*WORK TO COMPLETE*.
Find and copy every line in the records that includes the string "icon".

*MATERIALS PROVIDED*.
★ ★ ★ ★

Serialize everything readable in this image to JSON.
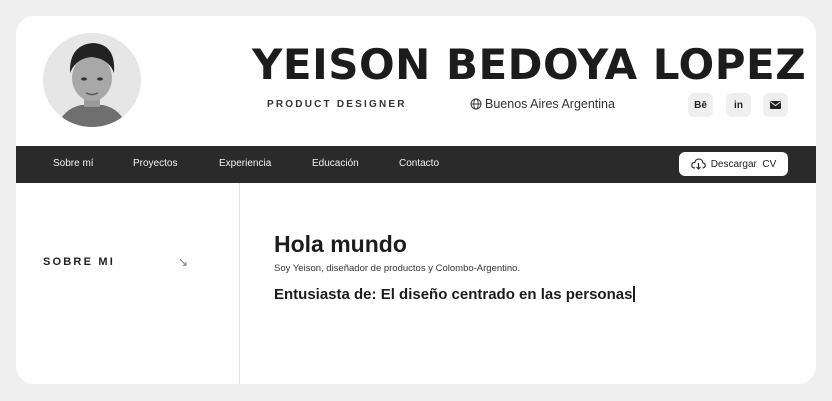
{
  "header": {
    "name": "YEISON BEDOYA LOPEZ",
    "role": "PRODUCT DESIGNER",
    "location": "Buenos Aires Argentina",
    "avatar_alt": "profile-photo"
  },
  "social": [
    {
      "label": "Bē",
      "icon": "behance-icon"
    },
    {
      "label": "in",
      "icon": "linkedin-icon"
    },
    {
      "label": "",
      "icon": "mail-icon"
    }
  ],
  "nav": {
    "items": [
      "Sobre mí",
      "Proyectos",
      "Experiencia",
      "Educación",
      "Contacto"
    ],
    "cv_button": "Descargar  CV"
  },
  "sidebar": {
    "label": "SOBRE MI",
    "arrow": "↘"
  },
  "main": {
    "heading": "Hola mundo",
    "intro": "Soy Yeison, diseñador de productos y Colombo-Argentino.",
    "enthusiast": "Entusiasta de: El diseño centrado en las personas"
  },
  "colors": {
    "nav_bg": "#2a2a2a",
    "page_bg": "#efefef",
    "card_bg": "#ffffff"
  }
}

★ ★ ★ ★

*ANSWER BELOW*.
      "icon": "behance-icon"
      "icon": "linkedin-icon"
      "icon": "mail-icon"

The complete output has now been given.